■ **Task to complete**:
Output the lines of the entries below beginning at the one with "Give me the" and ending with the last, exactly as written and without pictures.

■ **Data about app and page elements**:

^^^^^^^^^^^^^^^^

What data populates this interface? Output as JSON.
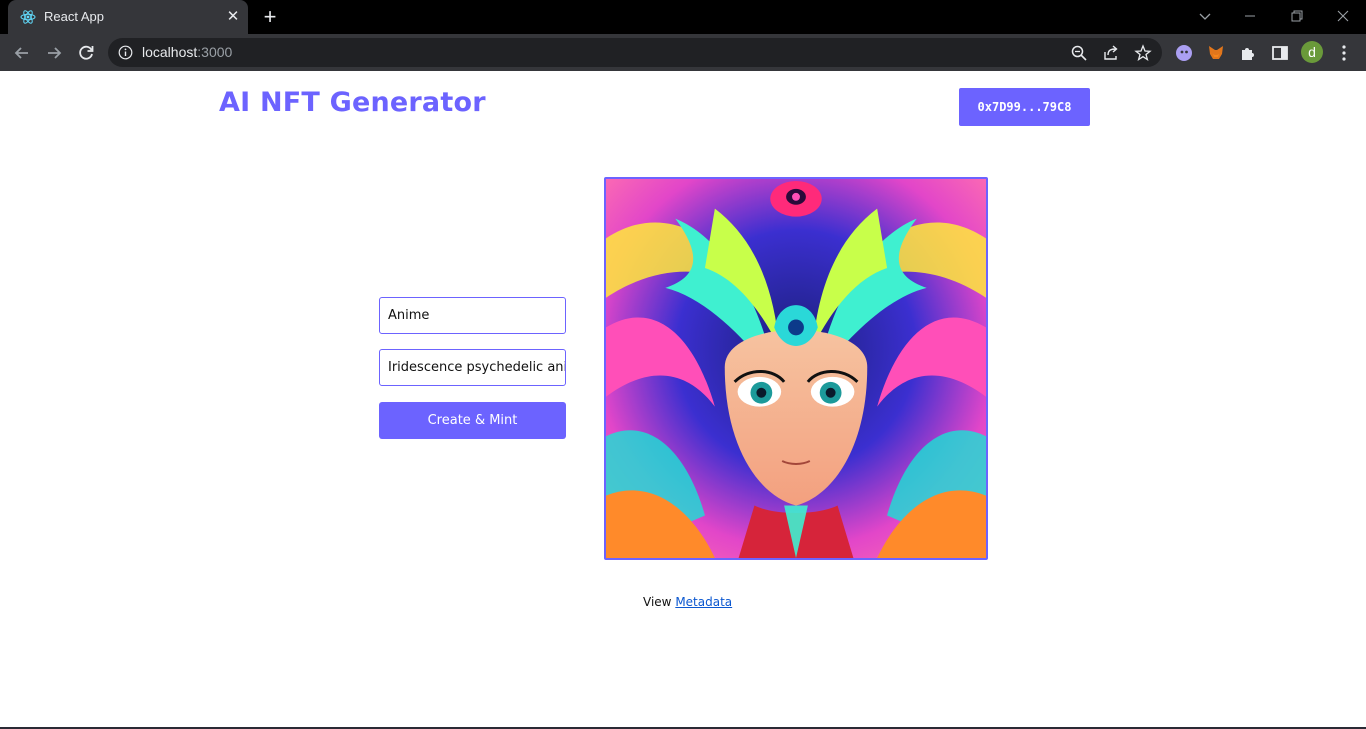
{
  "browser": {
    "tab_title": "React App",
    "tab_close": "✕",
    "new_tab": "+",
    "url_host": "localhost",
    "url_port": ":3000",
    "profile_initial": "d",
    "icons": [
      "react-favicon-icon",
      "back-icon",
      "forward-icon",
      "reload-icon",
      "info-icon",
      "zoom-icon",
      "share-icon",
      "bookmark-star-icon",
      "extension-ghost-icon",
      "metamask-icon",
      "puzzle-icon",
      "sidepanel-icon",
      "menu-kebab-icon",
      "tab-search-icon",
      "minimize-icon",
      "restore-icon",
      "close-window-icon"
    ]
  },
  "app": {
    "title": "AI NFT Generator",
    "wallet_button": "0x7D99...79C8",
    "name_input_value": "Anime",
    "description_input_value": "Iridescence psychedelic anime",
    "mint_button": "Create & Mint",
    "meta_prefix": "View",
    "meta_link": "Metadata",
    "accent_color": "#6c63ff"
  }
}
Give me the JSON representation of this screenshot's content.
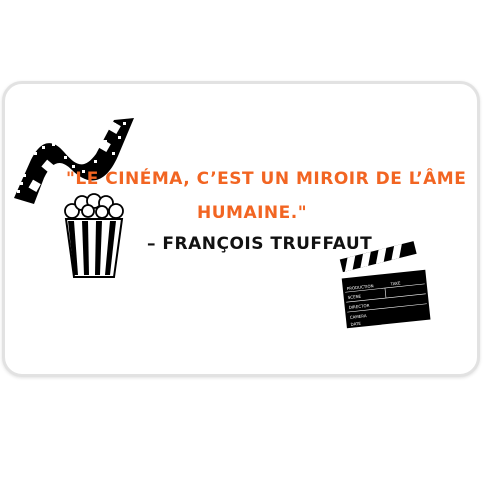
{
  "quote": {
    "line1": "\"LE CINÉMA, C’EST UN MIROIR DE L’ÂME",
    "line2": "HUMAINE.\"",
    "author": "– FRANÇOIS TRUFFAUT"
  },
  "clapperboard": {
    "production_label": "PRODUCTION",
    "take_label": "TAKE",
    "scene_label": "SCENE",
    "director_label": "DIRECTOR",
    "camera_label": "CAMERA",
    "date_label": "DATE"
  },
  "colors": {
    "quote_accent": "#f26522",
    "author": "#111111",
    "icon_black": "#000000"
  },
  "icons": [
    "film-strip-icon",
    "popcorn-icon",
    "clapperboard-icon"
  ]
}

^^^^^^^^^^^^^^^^

■ **The answer**:
Give me the JSON representation of this screenshot's content.
{
  "quote": {
    "line1": "\"LE CINÉMA, C’EST UN MIROIR DE L’ÂME",
    "line2": "HUMAINE.\"",
    "author": "– FRANÇOIS TRUFFAUT"
  },
  "clapperboard": {
    "production_label": "PRODUCTION",
    "take_label": "TAKE",
    "scene_label": "SCENE",
    "director_label": "DIRECTOR",
    "camera_label": "CAMERA",
    "date_label": "DATE"
  },
  "colors": {
    "quote_accent": "#f26522",
    "author": "#111111",
    "icon_black": "#000000"
  },
  "icons": [
    "film-strip-icon",
    "popcorn-icon",
    "clapperboard-icon"
  ]
}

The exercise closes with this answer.